The first settlers of South Africa brought with them a fundamentalist form of Calvinism, which, in the frontier, remained unrefined. Events in African history have acquired a religious significance when the leaders of Afrikaner nationalism used them as evidence of a divine calling for the Afrikaner people. When neo-Calvinists suggested that God reveals himself in nature and in history, Afrikaner revisionists jumped to the conclusions that God must be recognized in all things, and that the will of God was apparent in all things. The existence and development of the Afrikaner people, therefore, is an act of God, and, because God created the nation, the nation must continue. A similar argument often heard in the past was that God had willed that there should be separate nations and races.
Many early Afrikaners identified with the Israelites of the Old Testament and saw a parallel between their history and that of the Jews. Like the Jews, they believed and fought for their right to nationhood and, perhaps to a large extent, believed that they were, like God's chosen people, forbidden to mix with others not of their blood.

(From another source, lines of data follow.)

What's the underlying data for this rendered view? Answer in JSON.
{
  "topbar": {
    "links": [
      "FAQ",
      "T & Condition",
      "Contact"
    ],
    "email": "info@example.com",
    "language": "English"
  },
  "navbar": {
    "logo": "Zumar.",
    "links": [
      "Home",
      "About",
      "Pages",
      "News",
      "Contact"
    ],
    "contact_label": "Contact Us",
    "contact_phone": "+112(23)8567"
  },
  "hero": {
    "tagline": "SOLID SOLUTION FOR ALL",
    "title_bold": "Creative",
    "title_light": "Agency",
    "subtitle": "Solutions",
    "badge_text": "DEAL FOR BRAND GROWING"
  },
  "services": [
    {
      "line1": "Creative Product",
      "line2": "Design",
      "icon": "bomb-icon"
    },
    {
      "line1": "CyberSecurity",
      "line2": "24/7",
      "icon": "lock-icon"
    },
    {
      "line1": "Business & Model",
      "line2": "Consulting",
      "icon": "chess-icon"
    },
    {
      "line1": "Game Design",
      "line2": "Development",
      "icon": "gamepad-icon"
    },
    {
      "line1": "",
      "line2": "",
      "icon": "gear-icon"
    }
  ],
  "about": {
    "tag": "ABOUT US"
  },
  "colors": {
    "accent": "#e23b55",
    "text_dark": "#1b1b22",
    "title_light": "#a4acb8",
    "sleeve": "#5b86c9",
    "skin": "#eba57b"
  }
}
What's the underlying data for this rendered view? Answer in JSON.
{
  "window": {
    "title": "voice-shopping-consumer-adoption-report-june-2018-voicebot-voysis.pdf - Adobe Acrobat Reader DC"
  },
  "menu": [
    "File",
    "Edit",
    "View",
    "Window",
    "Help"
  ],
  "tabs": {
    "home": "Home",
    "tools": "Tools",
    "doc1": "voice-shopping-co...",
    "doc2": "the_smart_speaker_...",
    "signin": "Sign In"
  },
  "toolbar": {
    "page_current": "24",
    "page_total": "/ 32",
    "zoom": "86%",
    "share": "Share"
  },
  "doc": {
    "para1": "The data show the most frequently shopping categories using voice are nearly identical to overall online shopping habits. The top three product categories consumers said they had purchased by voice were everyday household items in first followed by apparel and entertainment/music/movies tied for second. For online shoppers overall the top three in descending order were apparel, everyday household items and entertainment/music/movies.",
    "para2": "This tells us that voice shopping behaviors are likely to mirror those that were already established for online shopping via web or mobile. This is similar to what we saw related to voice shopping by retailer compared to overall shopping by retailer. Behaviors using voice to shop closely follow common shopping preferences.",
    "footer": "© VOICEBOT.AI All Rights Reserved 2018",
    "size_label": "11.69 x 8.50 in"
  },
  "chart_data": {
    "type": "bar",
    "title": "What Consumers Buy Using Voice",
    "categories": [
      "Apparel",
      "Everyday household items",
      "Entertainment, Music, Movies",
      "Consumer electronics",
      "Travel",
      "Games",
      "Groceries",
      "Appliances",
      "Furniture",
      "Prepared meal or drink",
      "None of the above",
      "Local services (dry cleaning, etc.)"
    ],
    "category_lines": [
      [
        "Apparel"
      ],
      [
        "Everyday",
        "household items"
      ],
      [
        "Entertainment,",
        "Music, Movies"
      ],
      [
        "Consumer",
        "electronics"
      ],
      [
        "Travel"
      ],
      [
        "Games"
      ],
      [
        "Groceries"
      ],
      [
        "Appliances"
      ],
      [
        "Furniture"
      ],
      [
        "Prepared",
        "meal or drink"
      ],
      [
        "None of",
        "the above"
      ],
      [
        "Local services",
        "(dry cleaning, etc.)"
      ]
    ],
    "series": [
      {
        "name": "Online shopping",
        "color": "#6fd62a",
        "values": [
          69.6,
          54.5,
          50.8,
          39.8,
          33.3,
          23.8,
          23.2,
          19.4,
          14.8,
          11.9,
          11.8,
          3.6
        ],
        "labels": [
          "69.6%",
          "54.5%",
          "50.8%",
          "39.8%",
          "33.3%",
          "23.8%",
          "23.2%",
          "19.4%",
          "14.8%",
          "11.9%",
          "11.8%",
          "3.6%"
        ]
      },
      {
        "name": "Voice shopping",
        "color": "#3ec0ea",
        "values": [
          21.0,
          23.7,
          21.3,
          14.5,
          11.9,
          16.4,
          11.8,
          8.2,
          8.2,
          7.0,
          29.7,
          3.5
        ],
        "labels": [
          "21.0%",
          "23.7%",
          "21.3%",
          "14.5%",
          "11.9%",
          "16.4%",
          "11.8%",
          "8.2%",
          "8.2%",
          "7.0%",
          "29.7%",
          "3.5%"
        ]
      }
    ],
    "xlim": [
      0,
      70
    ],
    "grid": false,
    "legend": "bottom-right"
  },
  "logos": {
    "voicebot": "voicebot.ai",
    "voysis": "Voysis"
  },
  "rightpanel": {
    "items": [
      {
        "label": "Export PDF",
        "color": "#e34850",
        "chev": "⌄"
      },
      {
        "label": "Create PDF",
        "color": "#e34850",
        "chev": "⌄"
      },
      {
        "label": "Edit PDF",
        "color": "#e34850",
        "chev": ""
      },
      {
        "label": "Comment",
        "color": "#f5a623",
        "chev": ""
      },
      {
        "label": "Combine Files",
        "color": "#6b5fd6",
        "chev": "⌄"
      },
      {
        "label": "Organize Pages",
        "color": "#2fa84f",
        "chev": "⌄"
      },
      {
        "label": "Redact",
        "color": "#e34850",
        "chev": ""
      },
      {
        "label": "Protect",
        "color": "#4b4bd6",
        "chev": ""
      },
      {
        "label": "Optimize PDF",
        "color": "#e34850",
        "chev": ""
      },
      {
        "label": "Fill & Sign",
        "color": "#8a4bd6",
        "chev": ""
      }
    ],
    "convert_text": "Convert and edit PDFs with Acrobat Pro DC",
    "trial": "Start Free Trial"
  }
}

The Dutch Reformed church, clearly the dominant one among Afrikaners, is distinct from other Protestant churches in that its theology is Calvinist in principle; more important, it supports political policies of the National party. By the time the Afrikaner government came to power in 1948, the NGK had lost contact with the original teachings of Calvin and, in so doing, conveniently provided the theological foundation for apartheid. The National party's policies led to the elevation of apartheid to a civil religion in which the secular notions of volk, culture, and politics became prominent features, and the NGK became a virtual puppet of the National party government, often providing scriptural support for apartheid.
The events that occurred in the late 1980s and in the 1990s, which were primarily of a political nature—the freeing of Nelson Mandela from prison, his election as president, and the dismantling of apartheid—will provide a challenge to the survival of the Afrikaners as an ethnic group in the years to come. Because Afrikaners are fiercely loyal and they have expressed their loyalty to the National party, which supported apartheid policies, how they will respond as a group to the dismantling of apartheid will perhaps be a key factor in their survival as an ethnic group. If they cling to a minority view and make that view a necessary part of their identity, as they have in the past, Afrikaners may dissolve into nothing more than a political party. If, on the other hand, they can remain an endogamous group while accepting antiapartheid or non-National party views, their survival as an ethnic group will be more likely.